  8. ^ "Billboard". September 30, 2000.
  9. ^ "Pokemon: The Movie 2000 Box Office Mojo Daily". Box Office Mojo. Retrieved May 30, 2012.
  10. ^ "Pokemon: The First Movie Box Office Mojo Daily". Box Office Mojo. Retrieved May 30, 2012.
  11. ^ "Pokemon: The Movie 2000 Box Office Mojo Weekend". Box Office Mojo. Retrieved May 30, 2012.
  12. ^ "Pokemon: The First Movie Box Office Mojo". Box Office Mojo. Retrieved May 30, 2012.
  13. ^ "歴代興収ベスト100". KogyoTsushin.com (in Japanese). Kogyo Tsushinsha. January 5, 2015. Archived from the original on February 9, 2015. Retrieved January 8, 2015.
  14. ^ "Pokémon: The Movie 2000 Reviews". Rotten Tomatoes. Flixster. Retrieved November 13, 2018.
  15. ^ "Pokemon: The Movie 2000 reviews". Metacritic. CBS Interactive. Retrieved January 22, 2016.
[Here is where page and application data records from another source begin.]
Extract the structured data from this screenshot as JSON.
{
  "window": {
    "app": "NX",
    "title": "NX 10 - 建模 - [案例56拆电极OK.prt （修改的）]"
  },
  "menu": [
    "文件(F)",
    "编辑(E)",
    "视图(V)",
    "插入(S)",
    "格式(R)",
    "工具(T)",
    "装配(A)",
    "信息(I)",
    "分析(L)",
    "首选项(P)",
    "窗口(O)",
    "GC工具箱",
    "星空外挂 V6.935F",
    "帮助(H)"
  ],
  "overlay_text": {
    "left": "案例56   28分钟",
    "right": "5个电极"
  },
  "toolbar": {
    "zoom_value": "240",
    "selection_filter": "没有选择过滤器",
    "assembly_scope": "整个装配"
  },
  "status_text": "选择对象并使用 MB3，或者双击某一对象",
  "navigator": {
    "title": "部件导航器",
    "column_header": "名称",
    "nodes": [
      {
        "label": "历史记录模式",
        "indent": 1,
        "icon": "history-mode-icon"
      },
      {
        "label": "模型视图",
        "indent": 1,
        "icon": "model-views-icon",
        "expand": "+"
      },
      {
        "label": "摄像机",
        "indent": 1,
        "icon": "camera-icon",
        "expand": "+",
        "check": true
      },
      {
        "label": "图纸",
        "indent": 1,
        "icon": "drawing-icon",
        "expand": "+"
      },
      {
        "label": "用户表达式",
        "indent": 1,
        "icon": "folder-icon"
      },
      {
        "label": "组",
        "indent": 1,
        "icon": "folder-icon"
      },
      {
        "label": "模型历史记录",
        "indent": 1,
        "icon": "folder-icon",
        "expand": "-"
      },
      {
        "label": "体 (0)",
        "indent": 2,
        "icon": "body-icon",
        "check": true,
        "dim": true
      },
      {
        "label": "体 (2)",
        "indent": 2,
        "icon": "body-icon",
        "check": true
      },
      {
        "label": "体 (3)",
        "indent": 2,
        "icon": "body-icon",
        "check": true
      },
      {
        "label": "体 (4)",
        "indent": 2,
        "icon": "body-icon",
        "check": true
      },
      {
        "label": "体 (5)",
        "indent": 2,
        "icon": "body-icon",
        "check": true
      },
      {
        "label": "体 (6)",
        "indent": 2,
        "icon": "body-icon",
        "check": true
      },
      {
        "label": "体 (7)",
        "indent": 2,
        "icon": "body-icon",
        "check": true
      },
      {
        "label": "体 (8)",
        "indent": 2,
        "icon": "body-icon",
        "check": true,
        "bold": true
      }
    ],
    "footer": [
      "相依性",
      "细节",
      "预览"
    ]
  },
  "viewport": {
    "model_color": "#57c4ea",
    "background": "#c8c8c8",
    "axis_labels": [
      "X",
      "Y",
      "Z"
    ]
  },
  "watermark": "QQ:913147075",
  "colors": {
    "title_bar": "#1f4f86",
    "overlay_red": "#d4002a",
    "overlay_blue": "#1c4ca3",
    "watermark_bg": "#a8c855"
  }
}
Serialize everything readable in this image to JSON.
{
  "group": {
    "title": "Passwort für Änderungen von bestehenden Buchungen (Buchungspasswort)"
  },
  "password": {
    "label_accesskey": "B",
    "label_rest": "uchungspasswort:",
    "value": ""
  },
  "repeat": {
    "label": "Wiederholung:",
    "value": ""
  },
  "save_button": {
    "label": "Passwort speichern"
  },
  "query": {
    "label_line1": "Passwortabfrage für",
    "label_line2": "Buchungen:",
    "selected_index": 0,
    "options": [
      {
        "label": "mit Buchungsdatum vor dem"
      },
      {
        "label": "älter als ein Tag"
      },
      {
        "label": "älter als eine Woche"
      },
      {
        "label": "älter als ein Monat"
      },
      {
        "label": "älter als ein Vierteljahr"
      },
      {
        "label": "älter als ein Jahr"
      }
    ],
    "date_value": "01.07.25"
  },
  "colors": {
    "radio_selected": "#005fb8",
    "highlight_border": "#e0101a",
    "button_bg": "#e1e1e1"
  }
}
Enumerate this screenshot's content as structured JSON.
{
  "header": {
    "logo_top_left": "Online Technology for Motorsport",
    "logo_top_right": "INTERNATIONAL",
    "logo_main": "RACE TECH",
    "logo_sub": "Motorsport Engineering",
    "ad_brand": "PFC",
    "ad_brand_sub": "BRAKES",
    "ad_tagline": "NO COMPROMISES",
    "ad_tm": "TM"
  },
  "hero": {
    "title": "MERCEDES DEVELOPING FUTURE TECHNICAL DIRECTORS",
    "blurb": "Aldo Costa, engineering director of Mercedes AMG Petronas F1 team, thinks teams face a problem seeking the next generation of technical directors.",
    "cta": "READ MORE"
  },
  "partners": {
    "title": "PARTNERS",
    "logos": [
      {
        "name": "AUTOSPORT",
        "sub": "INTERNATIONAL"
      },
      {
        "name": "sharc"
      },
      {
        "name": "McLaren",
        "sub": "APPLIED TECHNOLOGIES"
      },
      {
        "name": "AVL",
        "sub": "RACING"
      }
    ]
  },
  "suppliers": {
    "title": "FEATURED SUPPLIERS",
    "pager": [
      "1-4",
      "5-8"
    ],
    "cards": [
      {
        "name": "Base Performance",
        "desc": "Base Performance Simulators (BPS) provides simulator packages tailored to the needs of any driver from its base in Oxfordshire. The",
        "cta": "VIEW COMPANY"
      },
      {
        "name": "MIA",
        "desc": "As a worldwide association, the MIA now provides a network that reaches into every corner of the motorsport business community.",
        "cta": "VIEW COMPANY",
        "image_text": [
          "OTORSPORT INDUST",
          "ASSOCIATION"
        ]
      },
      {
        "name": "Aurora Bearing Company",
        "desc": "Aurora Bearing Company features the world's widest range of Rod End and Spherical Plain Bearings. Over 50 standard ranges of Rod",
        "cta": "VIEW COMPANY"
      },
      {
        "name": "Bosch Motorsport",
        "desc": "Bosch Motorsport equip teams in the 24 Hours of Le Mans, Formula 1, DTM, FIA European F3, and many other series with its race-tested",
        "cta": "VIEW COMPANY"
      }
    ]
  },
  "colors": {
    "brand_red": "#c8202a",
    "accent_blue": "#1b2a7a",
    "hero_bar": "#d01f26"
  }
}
  16. ^ "Find CinemaScore". CinemaScore. Archived from the original on December 20, 2018. Retrieved November 13, 2018.
  17. ^ "Pokémon: The Movie 2000 | Plugged In Online Video Reviews". Archived from the original on April 3, 2011.
  18. ^ Seymour, Gene (July 21, 2000). "As Pokemon Mania Wanes, Charming Movie Sequel Arrives". Los Angeles Times.
  19. ^ "2000 23rd Hastings Bad Cinema Society Stinkers Awards". Stinkers Bad Movie Awards. Los Angeles Times. Archived from the original on October 17, 2006. Retrieved July 8, 2013.
  20. ^ "Pokemon Stole Music from a Slasher Movie". February 4, 2018.
  21. ^ David A. Graham (December 3, 2011). "Cain Quotes 'Pokémon' Movie in Final Speech". thedailybeast.com. Retrieved December 9, 2011.
  22. ^ Allmusic Guide Entry for "The Chosen One"
  23. ^ McCormick, Moira (April 21, 2001). "Pokemon Enjoys Lavish Campaign from Koch Kids". Billboard. Vol. 113, no. 16. Nielsen Business Media, Inc. p. 63. ISSN 0006-2510.
  24. ^ "Austriancharts.at – Soundtrack – Pokémon 2 - The Power of One" (in German). Hung Medien. Retrieved August 9, 2013.
  25. ^ "Swisscharts.com – Soundtrack – Pokémon 2 - The Power of One". Hung Medien. Retrieved August 9, 2013.
  26. ^ "Pokemon 2000: The Power of One - Original Soundtrack". Billboard. Retrieved November 8, 2011.


External links[edit]